1048O - Ongoing complete remissions in phase 1 of ZUMA-1: a phase 1-2 multi-center study evaluating the safety and efficacy of KTE-C19 (anti-CD19 CAR T cel...

Date 07 October 2016
Event ESMO 2016 Congress
Session Immunotherapy of cancer
Topics Immunotherapy
Presenter Frederick Locke
Citation Annals of Oncology (2016) 27 (6): 359-378. 10.1093/annonc/mdw378
Authors F.L. Locke1, S.S. Neelapu2, N.L. Bartlett3, T. Siddiqi4, J.C. Chavez5, C.M. Hosing6, A. Cashen3, L.E. Budde4, M. Sherman7, J.M. Rossi7, L. Navale7, Y. Jiang7, J. Aycock7, M. Elias7, J. Wiezorek7, W.Y. Go7
  • 1Blood And Marrow Transplantation, Moffitt Cancer Center, 33612 - Tampa/US
  • 2Department Of Lymphoma And Myeloma, The University of Texas MD Anderson Cancer Center, Houston/US
  • 3Siteman Cancer Center, Washington University School of Medicine, St. Louis/US
  • 4Department Of Hematology And Hematopoietic Cell Transplantation, City of Hope National Medical Center, Duarte/US
  • 5Department Of Malignant Hematology, Moffitt Cancer Center, Tampa/US
  • 6Department Of Stem Cell Transplantation And Cellular Therapy, The University of Texas MD Anderson Cancer Center, Houston/US
  • 7-, Kite Pharma, Santa Monica/US

Abstract

Background

Diffuse large B-cell Lymphoma is 30%-58% of all NHL with an incidence of 3.8/100,000 in Europe (Tilly et al, Ann Oncol 2015). Therapy with CD28/CD3&zgr; anti-CD19 CAR T cells led to durable remissions in patients with relapsed/refractory B cell malignancies at the NCI (Kochenderfer, J Clin Oncol 2015). KTE-C19 utilizes the same CAR construct as the NCI trial but centrally manufactured in a streamlined 6- to 8-day process. We present updated ZUMA-1 phase 1 study data.
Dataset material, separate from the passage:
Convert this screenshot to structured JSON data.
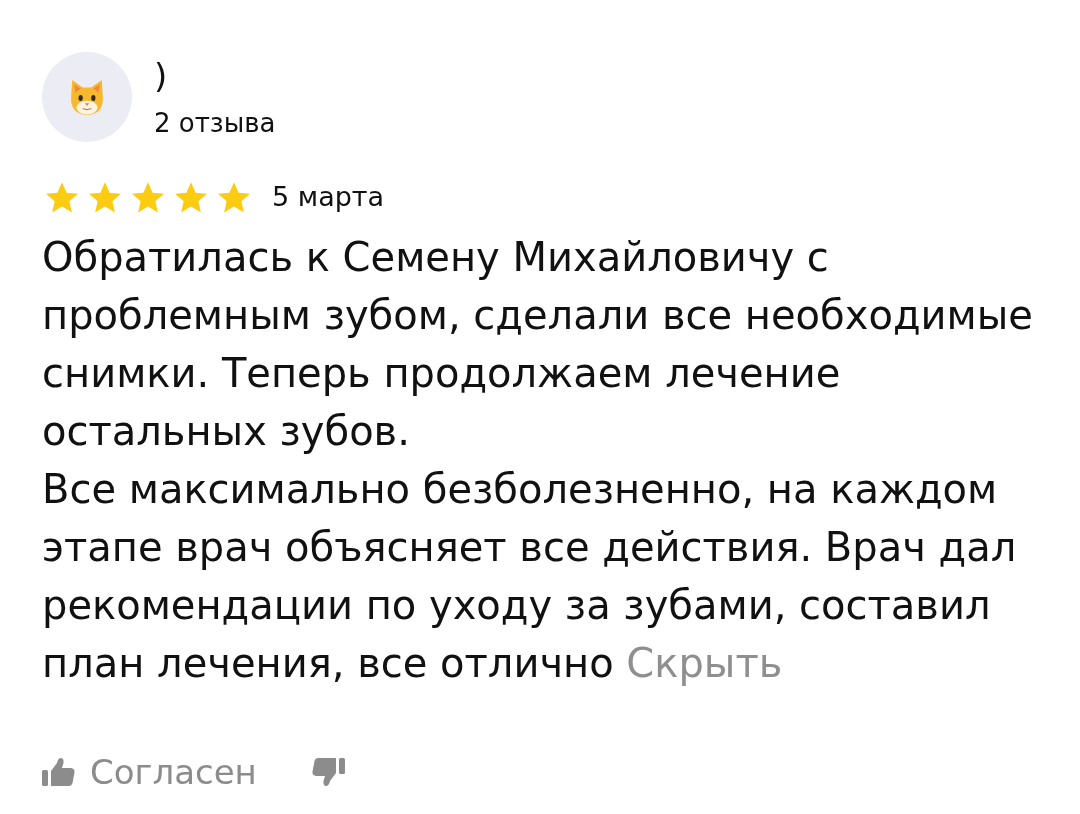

Methods

Patients received KTE-C19 at a target dose of 2 × 106 anti-CD19 CAR T cells/kg after cyclophosphamide (500 mg/m2/day) and fludarabine (30 mg/m2/day) conditioning chemotherapy (Locke, ASH 2015). The primary objective was KTE-C19 safety. Secondary objectives included overall response rate (ORR), duration of response, and levels of blood CAR T cells and serum cytokines. Inclusion criteria were ECOG 0-1 and chemotherapy-refractory disease defined as progressive disease (PD) or stable disease as best response to last line of therapy, or PD ≤ 12 months after autologous stem cell transplant (ASCT).

Results

As of April 16, 2016, seven patients received KTE-C19. One patient had a dose-limiting toxicity (DLT) of grade 4 encephalopathy and cytokine release syndrome (CRS), and grade 5 intracranial hemorrhage unrelated to KTE-C19. Except for the patient with DLT, all grade ≥3 KTE-C19 related toxicity resolved. ORR was 71% (57% complete response [CR]). Three patients with PD within 6 months of ASCT have ongoing CR at 6-9+ months. CAR T cells peaked within two weeks and were detectable 1-6+ months post infusion. Updated results as of September 2016 including up to 1 year of follow up will be presented.

Conclusions

Ongoing CRs have been observed at 9+ months after a single KTE-C19 dose in patients with refractory aggressive NHL. CRS and neurotoxicity were self-limiting and generally reversible. The central manufacturing process and KTE-C19 regimen were deemed safe and feasible for further study. The ZUMA-1 phase 2 study (NCT02348216) is ongoing.

Clinical trial identification

NCT02348216

Legal entity responsible for the study

Kite Pharma

Funding

Kite Pharma

Disclosure

F.L. Locke: Scientific advisory board for Kite Pharma. S.S. Neelapu: Research funding from Kite Pharma. N.L. Bartlett: Consultancy for Gilead. T. Siddiqi: Speaker's bureau for Pharmacyclics, Janssen, and Seattle Genetics. A. Cashen: Speaker's bureau for Seattle Genetics, Gilead, Novartis, and Spectrum. M. Sherman, J.M. Rossi, L. Navale, Y. Jiang, J. Aycock, M. Elias, J. Wiezorek, W.Y. Go: Employment with Kite Pharma. All other authors have declared no conflicts of interest.